Development Reference Guides


Specify the Location of Compiler Components

Before you invoke the compiler, you may need to set certain environment variables that define the location of compiler-related components. The
Intel® oneAPI
includes environment configuration scripts to configure your build and development environment variables:
  • On Linux*, the file is a shell script called
  • On Windows*, the file is a batch file called
The following information is operating system dependent.
Intel oneAPI
is designed and tested only for use on 64-bit Linux and Windows operating systems, 32-bit operating systems are not supported. Additionally, the macOS* operating system is not supported by the compiler.


Set the environment variables before using the compiler by sourcing the shell script
. Depending on the shell, you can use the
command or a
(dot) to source the shell script, according to the following rule for a
source /<install-dir>/ <arg1> <arg2> … <argn> . /<install-dir>/ <arg1> <arg2> … <argn> # examples: (assuming <install-dir> is /opt/intel/oneapi) prompt> source /opt/intel/oneapi/ intel64 prompt> . /opt/intel/oneapi/ intel64
source /<install-dir>/ --help
for more setvars usage information.
The compiler environment script file accepts an optional target architecture argument
  • intel64
    : Generate code and use libraries for Intel® 64 architecture-based targets.
  • ia32
    : Generate code and use libraries for IA-32 architecture-based targets.
If you want the
script to run automatically in all of your terminal sessions, add the source
command to your startup file. For example, inside your
entry for Intel® 64 architecture targets:
# set environment vars for Intel® oneAPI DPC++/C++ Compiler source <install-dir>/ intel64
If the proper environment variables are not set, errors similar to the following may appear when attempting to execute a compiled program:
# for C++ ./a.out: error while loading shared libraries: cannot open shared object file: No such file or directory
# for DPC++ ./a.out: error while loading shared libraries: cannot open shared object file: No such file or directory
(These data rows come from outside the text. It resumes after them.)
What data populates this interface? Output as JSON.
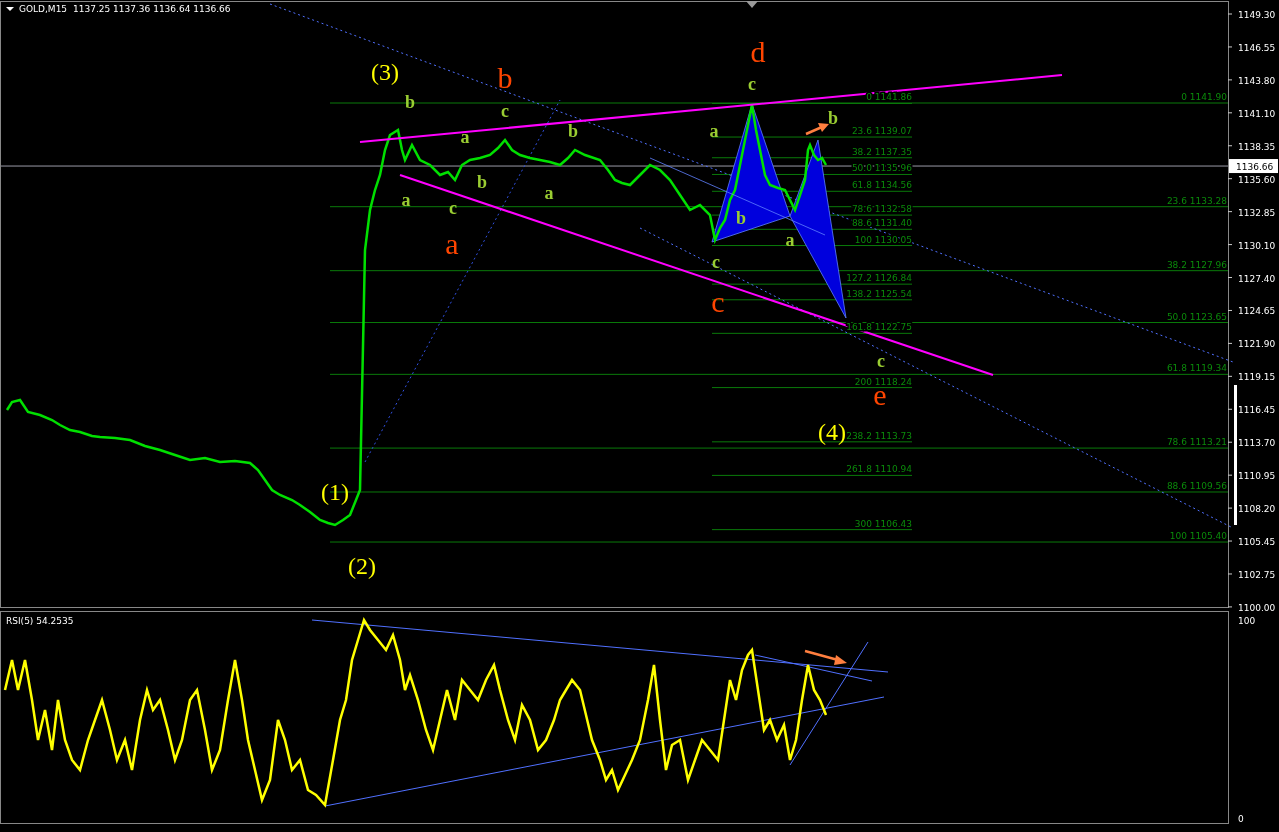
{
  "chart": {
    "symbol": "GOLD,M15",
    "ohlc": "1137.25 1137.36 1136.64 1136.66",
    "current_price": "1136.66",
    "price_axis": [
      "1149.30",
      "1146.55",
      "1143.80",
      "1141.10",
      "1138.35",
      "1135.60",
      "1132.85",
      "1130.10",
      "1127.40",
      "1124.65",
      "1121.90",
      "1119.15",
      "1116.45",
      "1113.70",
      "1110.95",
      "1108.20",
      "1105.45",
      "1102.75",
      "1100.00"
    ],
    "wave_labels": [
      {
        "text": "(3)",
        "kind": "large",
        "color": "#ffff00"
      },
      {
        "text": "b",
        "kind": "huge",
        "color": "#ff4500"
      },
      {
        "text": "d",
        "kind": "huge",
        "color": "#ff4500"
      },
      {
        "text": "a",
        "kind": "huge",
        "color": "#ff4500"
      },
      {
        "text": "c",
        "kind": "huge",
        "color": "#ff4500"
      },
      {
        "text": "e",
        "kind": "huge",
        "color": "#ff4500"
      },
      {
        "text": "(4)",
        "kind": "large",
        "color": "#ffff00"
      },
      {
        "text": "(1)",
        "kind": "large",
        "color": "#ffff00"
      },
      {
        "text": "(2)",
        "kind": "large",
        "color": "#ffff00"
      },
      {
        "text": "b",
        "kind": "small",
        "color": "#9acd32"
      },
      {
        "text": "c",
        "kind": "small",
        "color": "#9acd32"
      },
      {
        "text": "a",
        "kind": "small",
        "color": "#9acd32"
      },
      {
        "text": "b",
        "kind": "small",
        "color": "#9acd32"
      },
      {
        "text": "b",
        "kind": "small",
        "color": "#9acd32"
      },
      {
        "text": "a",
        "kind": "small",
        "color": "#9acd32"
      },
      {
        "text": "c",
        "kind": "small",
        "color": "#9acd32"
      },
      {
        "text": "a",
        "kind": "small",
        "color": "#9acd32"
      },
      {
        "text": "c",
        "kind": "small",
        "color": "#9acd32"
      },
      {
        "text": "a",
        "kind": "small",
        "color": "#9acd32"
      },
      {
        "text": "b",
        "kind": "small",
        "color": "#9acd32"
      },
      {
        "text": "a",
        "kind": "small",
        "color": "#9acd32"
      },
      {
        "text": "c",
        "kind": "small",
        "color": "#9acd32"
      },
      {
        "text": "b",
        "kind": "small",
        "color": "#9acd32"
      },
      {
        "text": "c",
        "kind": "small",
        "color": "#9acd32"
      }
    ],
    "fib_near": [
      "0 1141.86",
      "23.6 1139.07",
      "38.2 1137.35",
      "50.0 1135.96",
      "61.8 1134.56",
      "78.6 1132.58",
      "88.6 1131.40",
      "100 1130.05",
      "127.2 1126.84",
      "138.2 1125.54",
      "161.8 1122.75",
      "200 1118.24",
      "238.2 1113.73",
      "261.8 1110.94",
      "300 1106.43"
    ],
    "fib_wide": [
      "0 1141.90",
      "23.6 1133.28",
      "38.2 1127.96",
      "50.0 1123.65",
      "61.8 1119.34",
      "78.6 1113.21",
      "88.6 1109.56",
      "100 1105.40"
    ]
  },
  "rsi_panel": {
    "title": "RSI(5) 54.2535",
    "axis": [
      "100",
      "0"
    ]
  }
}
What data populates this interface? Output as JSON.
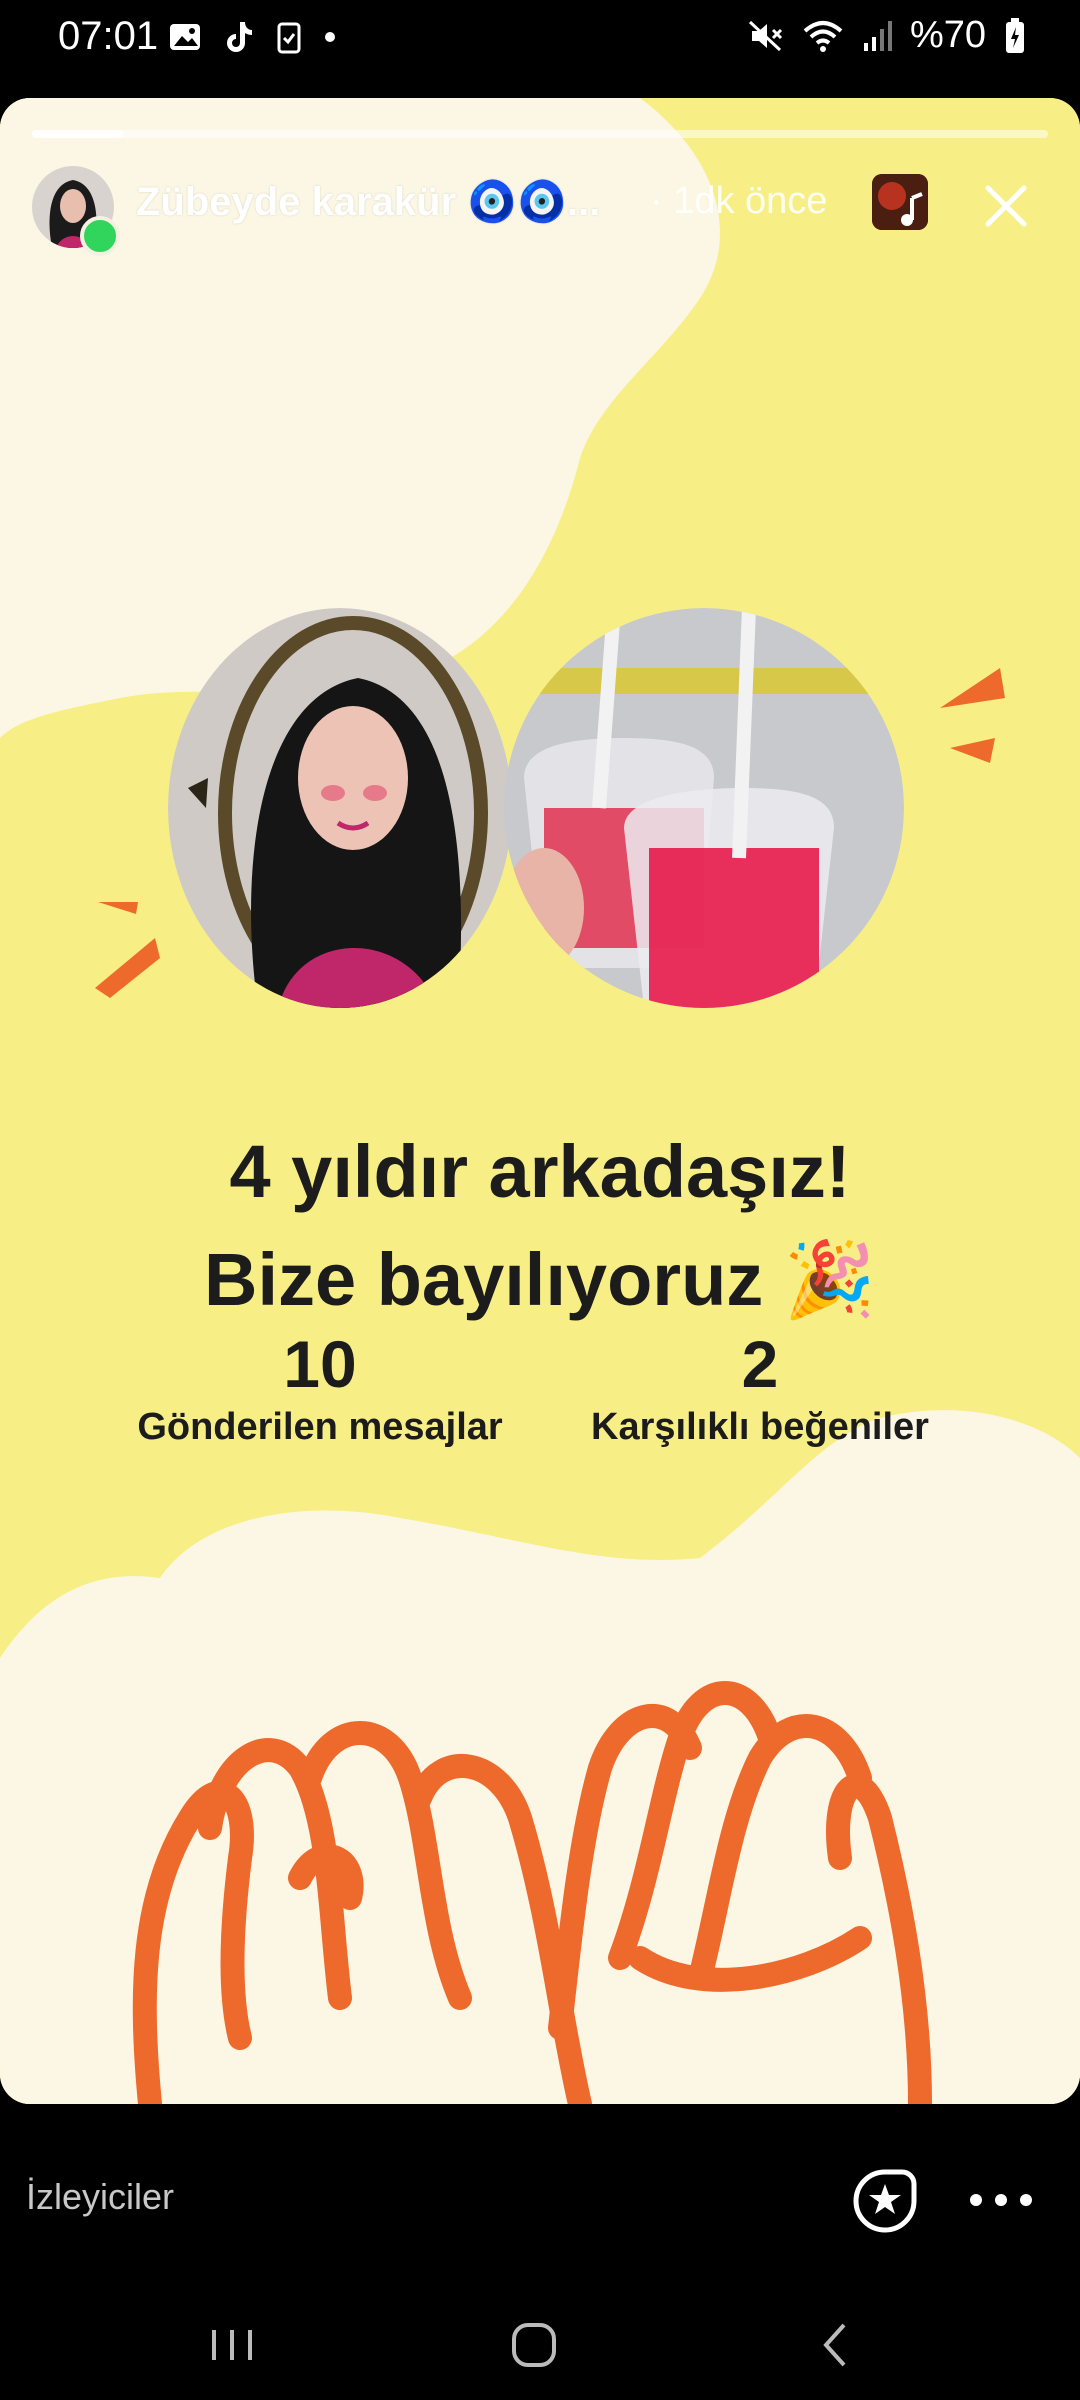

Under normal circumstances, you do not need to run the setvars.bat batch file. The terminal shortcuts in the Windows
Intel oneAPI command prompt for <target architecture> for Visual Studio <year>
, set these variables automatically.
For additional information, see Using the Command Line on Windows.
You need to run the setvars batch file if a command line is opened without using one of the provided
Command Prompt
menu items in the
menu, or if you want to use the compiler from a script of your own.
The setvars batch file inserts DLL directories used by the compiler and libraries at the beginning of the existing
. Because these directories appear first, they are searched before any directories that were part of the original
provided by Windows (and other applications). This is especially important if the original
includes directories with files that have the same names as those added by the compiler and libraries.
The setvars batch file takes multiple optional arguments; the following two arguments are recognized for compiler and library initialization:
<install-dir>\setvars.bat [<arg1>] [<arg2>]
is optional and can be one of the following:
  • intel64
    : Generate code and use libraries for Intel® 64 architecture (host and target).
  • ia32
    : Generate code and use libraries for IA-32 architecture (host and target).
With the
by default.
is optional. If specified, it is one of the following:
  • vs2022
    : Microsoft Visual Studio* 2022
  • vs2019
    : Microsoft Visual Studio 2019
  • vs2017
    : Microsoft Visual Studio 2017
    Support for Microsoft Visual Studio 2017 is deprecated as of the Intel® oneAPI 2022.1 release, and will be removed in a future release.
is not specified, the script uses the
argument by default. If
is not specified, the script uses the highest installed version of Microsoft Visual Studio detected during the installation procedure.

Product and Performance Information


Performance varies by use, configuration and other factors. Learn more at